Dr. Yusuf Abul-Hajj became part of the University of Minnesota’s College of Pharmacy in 1968. He served as head of the Department of Medicinal Chemistry from 1984 to 2005 and continues to be a member of the faculty in the College.
Dr. Yusuf Abul-Hajj begins his interview by reflecting on his education, his choice to pursue medicinal chemistry at the University of Wisconsin, the difficulties of transition and travel between Palestine and the United States, and the Arab community in Minneapolis. Dr. Abul-Hajj then describes his early career in the College of Pharmacy at the University of Minnesota, with particular attention to the clinical pharmacy movement, the creation of the Pharm.D. program, and problems that consequently arose within the basic science, research-oriented departments of the College. He then discusses the following topics: collaboration between the Department of Medicinal Chemistry and the Chemistry Department; the revival of social and administrative pharmacy; relations between clinical and basic science faculty in the College; collaborations between faculty in Medicinal Chemistry and faculty in the Medical School; the appointment of Gilbert Banker and his tenure as dean of the College; collaboration between Medicinal Chemistry and the pharmaceutical industry; his own research on estrogen and cancer; drug development in academia; and the creation of the Center for Drug Design.
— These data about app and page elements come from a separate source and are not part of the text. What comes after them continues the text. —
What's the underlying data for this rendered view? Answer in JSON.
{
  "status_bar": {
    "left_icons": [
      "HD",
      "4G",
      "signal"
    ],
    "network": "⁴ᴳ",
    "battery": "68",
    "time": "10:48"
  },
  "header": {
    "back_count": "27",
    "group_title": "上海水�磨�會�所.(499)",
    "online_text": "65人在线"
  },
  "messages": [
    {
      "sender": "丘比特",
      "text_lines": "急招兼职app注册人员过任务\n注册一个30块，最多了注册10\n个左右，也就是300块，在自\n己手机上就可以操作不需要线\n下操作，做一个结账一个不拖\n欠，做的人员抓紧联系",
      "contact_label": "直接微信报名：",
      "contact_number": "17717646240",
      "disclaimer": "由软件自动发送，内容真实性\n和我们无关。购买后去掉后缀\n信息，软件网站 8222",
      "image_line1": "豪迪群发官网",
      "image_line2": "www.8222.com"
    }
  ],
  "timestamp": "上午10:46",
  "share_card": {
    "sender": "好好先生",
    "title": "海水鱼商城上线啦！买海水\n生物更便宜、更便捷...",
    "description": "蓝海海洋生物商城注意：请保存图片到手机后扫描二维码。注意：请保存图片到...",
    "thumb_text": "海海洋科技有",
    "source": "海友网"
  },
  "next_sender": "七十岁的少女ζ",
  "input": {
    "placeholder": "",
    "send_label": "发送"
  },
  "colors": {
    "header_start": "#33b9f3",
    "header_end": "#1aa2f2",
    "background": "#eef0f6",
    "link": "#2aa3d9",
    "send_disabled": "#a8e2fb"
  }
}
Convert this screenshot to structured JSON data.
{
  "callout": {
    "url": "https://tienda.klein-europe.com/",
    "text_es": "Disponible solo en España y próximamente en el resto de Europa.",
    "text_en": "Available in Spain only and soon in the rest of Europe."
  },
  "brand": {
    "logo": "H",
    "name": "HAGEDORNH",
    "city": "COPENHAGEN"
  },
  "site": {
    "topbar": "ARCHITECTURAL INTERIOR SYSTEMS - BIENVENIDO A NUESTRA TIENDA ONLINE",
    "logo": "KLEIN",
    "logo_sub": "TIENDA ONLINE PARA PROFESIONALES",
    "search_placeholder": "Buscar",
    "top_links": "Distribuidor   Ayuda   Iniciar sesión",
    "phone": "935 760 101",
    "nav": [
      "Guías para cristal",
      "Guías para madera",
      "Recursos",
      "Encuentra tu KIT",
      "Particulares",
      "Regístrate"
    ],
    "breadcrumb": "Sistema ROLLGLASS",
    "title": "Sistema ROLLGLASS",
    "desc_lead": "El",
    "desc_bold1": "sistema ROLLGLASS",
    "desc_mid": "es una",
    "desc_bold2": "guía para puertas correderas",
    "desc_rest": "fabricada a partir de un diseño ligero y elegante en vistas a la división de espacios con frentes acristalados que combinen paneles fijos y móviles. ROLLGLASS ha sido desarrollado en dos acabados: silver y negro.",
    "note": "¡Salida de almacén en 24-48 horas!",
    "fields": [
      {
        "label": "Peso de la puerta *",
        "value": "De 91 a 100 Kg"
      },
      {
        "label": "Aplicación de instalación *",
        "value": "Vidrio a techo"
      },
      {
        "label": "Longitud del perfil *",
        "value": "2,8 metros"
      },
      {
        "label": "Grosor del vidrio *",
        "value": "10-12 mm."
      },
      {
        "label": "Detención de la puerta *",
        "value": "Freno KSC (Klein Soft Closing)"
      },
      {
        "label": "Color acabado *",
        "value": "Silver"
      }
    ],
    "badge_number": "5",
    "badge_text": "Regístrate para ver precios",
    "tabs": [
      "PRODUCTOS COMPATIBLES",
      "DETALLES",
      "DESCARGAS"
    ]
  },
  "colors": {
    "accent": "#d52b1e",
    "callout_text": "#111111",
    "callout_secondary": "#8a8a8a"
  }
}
Yusuf Abul-Hajj was born in Jerusalem, Palestine. He earned his bachelor’s in 1962 and his master’s in 1964, both from American University of Beirut. He moved to the United States and earned his Ph.D. from the University of Wisconsin’s College of Pharmacy in 1968. He was recruited to the College of Pharmacy at the University of Minnesota by Dean Lawrence Weaver in 1968. His research has primarily concerned the relationships between estrogen and cancer. More specifically, he has investigated how tumors can transform cholesterol into estrogen, the development of alternative treatments for breast cancer, specifically aromatase inhibitors, and how estrogens are involved in carcinogenesis. He served as head of the Department of Medicinal Chemistry from 1984 to 2005. Dr. Abul-Hajj continues to serve as a professor in the College of Pharmacy.